• WHAT THE TASK REQUIRES
From the first line to the last, set down the data exactly as given.

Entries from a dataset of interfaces
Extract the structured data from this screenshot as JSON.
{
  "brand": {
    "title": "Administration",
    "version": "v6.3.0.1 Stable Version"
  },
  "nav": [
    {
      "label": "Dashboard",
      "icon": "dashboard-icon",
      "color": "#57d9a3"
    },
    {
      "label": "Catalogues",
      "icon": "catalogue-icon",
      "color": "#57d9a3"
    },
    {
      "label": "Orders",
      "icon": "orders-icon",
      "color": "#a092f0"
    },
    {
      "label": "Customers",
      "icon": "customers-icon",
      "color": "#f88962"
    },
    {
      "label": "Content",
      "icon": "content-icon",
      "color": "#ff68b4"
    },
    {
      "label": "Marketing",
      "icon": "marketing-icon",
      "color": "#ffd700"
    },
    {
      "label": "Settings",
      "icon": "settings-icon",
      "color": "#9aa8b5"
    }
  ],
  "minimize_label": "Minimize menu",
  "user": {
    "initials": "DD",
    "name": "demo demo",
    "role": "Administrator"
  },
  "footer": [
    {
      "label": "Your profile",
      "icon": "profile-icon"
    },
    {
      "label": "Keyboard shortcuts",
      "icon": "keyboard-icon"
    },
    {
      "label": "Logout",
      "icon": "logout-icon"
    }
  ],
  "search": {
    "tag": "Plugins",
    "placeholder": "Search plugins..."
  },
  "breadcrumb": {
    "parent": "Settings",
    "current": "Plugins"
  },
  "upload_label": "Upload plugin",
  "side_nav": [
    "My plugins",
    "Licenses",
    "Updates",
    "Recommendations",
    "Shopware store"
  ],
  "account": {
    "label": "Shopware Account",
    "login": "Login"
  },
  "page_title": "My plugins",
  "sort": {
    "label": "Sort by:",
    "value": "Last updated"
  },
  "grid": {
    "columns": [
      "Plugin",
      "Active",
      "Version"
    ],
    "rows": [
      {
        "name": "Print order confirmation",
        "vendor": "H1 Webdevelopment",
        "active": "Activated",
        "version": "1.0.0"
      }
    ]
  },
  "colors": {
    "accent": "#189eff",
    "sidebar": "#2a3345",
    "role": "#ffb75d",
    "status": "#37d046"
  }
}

• TASK SOLUTION
Extract the structured data from this screenshot as JSON.
{
  "brand": {
    "title": "Administration",
    "version": "v6.3.0.1 Stable Version"
  },
  "nav": [
    {
      "label": "Dashboard",
      "icon": "dashboard-icon",
      "color": "#57d9a3"
    },
    {
      "label": "Catalogues",
      "icon": "catalogue-icon",
      "color": "#57d9a3"
    },
    {
      "label": "Orders",
      "icon": "orders-icon",
      "color": "#a092f0"
    },
    {
      "label": "Customers",
      "icon": "customers-icon",
      "color": "#f88962"
    },
    {
      "label": "Content",
      "icon": "content-icon",
      "color": "#ff68b4"
    },
    {
      "label": "Marketing",
      "icon": "marketing-icon",
      "color": "#ffd700"
    },
    {
      "label": "Settings",
      "icon": "settings-icon",
      "color": "#9aa8b5"
    }
  ],
  "minimize_label": "Minimize menu",
  "user": {
    "initials": "DD",
    "name": "demo demo",
    "role": "Administrator"
  },
  "footer": [
    {
      "label": "Your profile",
      "icon": "profile-icon"
    },
    {
      "label": "Keyboard shortcuts",
      "icon": "keyboard-icon"
    },
    {
      "label": "Logout",
      "icon": "logout-icon"
    }
  ],
  "search": {
    "tag": "Plugins",
    "placeholder": "Search plugins..."
  },
  "breadcrumb": {
    "parent": "Settings",
    "current": "Plugins"
  },
  "upload_label": "Upload plugin",
  "side_nav": [
    "My plugins",
    "Licenses",
    "Updates",
    "Recommendations",
    "Shopware store"
  ],
  "account": {
    "label": "Shopware Account",
    "login": "Login"
  },
  "page_title": "My plugins",
  "sort": {
    "label": "Sort by:",
    "value": "Last updated"
  },
  "grid": {
    "columns": [
      "Plugin",
      "Active",
      "Version"
    ],
    "rows": [
      {
        "name": "Print order confirmation",
        "vendor": "H1 Webdevelopment",
        "active": "Activated",
        "version": "1.0.0"
      }
    ]
  },
  "colors": {
    "accent": "#189eff",
    "sidebar": "#2a3345",
    "role": "#ffb75d",
    "status": "#37d046"
  }
}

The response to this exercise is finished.